Margaret’s Print Shop is clearly written for church history enthusiasts, and especially for people belonging to the modern Anabaptist groups (Mennonites and Brethren groups), who would have more familiarity with the names in the story. As a story, this book is more serious and educational, rather than page-turning suspense, action or romance. The characters themselves lack depth and defined characteristics. The ideas themselves, and the history surrounding the ideas, are the main focus, with the characters secondary; their purpose is to explain and clarify the ideas.

Still, Margaret’s Print Shop is an excellent narrative look at the Anabaptist reformation, with a scope appropriate to the book – events in and around Strasbourg in 1525. Yoder has clearly done his research, and includes maps and a list of characters, to help the reader with the story’s context. The author’s notes at the end are helpful too, to learn what happened to Margaret, Beck, and several of the other characters.

Saturday, October 1, 2005

O'Brien's Desk: Review

Reviewed by Keri Minehart

O'Brien's Desk is the debut novel by author Ona Russell. Some of the issues addressed in the book—political corruption, drug addiction, anti-Semitism and homophobia—could easily be ripped from today’s headlines, but when Russell read of them, the newspapers they came from were anything but current. The clippings she pored over were from the 1920s, hidden for more than 70 years in a dusty pile of scrapbooks. These articles—chronicling the life of O’Brien O’Donnell, a highly public yet secretive judge—became the foundation for Russell’s first historical mystery, O’Brien’s Desk, hailed by NPR’s Richard Lederer as “terrific” and “riveting” and by novelist Anne Perry as “an intriguing and thoroughly researched story that gives us insight into the moral dilemmas of 20th Century America.”

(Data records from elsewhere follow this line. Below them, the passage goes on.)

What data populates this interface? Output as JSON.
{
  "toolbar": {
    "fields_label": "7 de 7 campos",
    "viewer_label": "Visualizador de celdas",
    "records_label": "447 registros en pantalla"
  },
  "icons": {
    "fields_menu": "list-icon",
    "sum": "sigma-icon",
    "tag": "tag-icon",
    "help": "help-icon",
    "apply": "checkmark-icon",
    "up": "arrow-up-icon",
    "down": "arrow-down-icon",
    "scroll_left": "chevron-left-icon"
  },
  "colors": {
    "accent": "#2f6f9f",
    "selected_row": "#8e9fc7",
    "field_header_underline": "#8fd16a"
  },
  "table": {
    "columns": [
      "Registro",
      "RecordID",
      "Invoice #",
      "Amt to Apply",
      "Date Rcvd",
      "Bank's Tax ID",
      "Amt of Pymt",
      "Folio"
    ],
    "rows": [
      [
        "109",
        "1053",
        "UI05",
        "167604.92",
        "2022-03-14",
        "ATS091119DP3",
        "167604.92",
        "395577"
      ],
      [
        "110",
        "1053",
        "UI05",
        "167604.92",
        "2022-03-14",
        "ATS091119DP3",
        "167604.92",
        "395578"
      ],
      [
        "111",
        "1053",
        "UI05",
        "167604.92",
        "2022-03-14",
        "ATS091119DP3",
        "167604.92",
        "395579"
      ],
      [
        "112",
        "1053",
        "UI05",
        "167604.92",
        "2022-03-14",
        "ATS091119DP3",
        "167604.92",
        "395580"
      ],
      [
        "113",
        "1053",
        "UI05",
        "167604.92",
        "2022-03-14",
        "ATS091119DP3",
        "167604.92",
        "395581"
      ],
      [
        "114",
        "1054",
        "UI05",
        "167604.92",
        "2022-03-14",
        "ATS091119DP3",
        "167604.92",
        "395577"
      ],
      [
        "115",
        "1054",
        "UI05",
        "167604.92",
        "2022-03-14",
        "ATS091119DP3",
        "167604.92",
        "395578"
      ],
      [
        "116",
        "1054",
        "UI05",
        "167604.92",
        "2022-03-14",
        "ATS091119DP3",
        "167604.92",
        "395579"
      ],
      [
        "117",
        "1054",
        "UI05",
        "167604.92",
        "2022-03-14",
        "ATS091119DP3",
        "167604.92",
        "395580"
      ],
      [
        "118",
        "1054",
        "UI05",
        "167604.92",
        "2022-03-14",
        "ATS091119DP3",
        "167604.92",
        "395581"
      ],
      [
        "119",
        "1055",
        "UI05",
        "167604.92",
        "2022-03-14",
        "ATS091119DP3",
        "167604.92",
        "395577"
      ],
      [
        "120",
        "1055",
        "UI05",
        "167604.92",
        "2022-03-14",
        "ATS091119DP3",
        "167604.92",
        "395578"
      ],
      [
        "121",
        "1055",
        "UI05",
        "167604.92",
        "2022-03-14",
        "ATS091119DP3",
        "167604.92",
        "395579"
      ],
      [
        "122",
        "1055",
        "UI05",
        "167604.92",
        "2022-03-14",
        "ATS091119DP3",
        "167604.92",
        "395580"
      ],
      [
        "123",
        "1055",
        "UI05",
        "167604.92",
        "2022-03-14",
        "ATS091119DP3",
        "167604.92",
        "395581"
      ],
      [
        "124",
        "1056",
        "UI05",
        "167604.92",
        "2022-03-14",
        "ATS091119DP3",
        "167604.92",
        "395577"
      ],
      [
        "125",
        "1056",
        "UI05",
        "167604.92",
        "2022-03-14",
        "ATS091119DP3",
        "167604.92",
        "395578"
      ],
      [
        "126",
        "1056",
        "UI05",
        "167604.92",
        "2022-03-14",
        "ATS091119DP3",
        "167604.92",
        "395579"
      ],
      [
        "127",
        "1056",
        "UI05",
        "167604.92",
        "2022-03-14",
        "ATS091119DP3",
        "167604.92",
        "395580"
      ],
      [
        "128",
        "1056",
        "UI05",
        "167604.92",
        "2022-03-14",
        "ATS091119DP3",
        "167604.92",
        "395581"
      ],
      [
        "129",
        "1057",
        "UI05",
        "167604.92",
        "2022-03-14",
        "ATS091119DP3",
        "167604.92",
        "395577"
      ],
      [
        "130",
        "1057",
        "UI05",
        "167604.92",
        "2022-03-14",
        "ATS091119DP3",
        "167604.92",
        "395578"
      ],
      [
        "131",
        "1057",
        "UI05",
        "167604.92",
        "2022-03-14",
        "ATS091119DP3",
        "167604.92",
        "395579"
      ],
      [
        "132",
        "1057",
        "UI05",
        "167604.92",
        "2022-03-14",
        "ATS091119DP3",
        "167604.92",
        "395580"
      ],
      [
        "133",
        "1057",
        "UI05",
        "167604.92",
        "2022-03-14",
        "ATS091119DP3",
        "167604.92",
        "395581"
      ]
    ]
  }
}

The year is 1923, and O’Brien O’Donnell, called Obee by his friends, is a well-loved judge in Toledo, Ohio. His progressive politics and humanitarian strides make him one of Ohio’s most admired figures. At 59, he has recently married and become a father for the first time. Soon after the birth of his daughter, Obee receives a chilling blackmail letter that takes him to the brink of insanity. From his hospital bed, he turns to his trusted colleague, Sarah Kaufman (who was also a real person), for help. Sarah is a woman ahead of her time—a single, Jewish, career woman of exceptional intelligence and strength. She is eager to stop the blackmailer from ruining Obee’s chances for re-election and launches an investigation to clear his name. In doing so, she risks her own life to save his.

An interesting note about O’Brien’s Desk is that the real-life O'Brien O'Donnell was Russell's grandfather-in-law. When her mother-in-law passed away, she came across O’Donnell’s scrapbooks, and she began work on her first novel based on information she gained from them. The scrapbooks weren’t her only source however; Russell did meticulous research to make the story more authentic.

Equal parts rich history lesson and can’t-set-down mystery, this novel has already left a wake of enthusiastic readers in its path. Many of them are eagerly anticipating Russell’s next novel in the series, set during the Scopes “Monkey” trial, also with Sarah Kaufman as the heroine. Russell's attention to detail, especially in describing 1920s Ohio and its political climate, add to the quality of the novel. O'Brien's Desk would be a great read for any fan of historical fiction.

More information about this book:
Sunstone Press, April 2004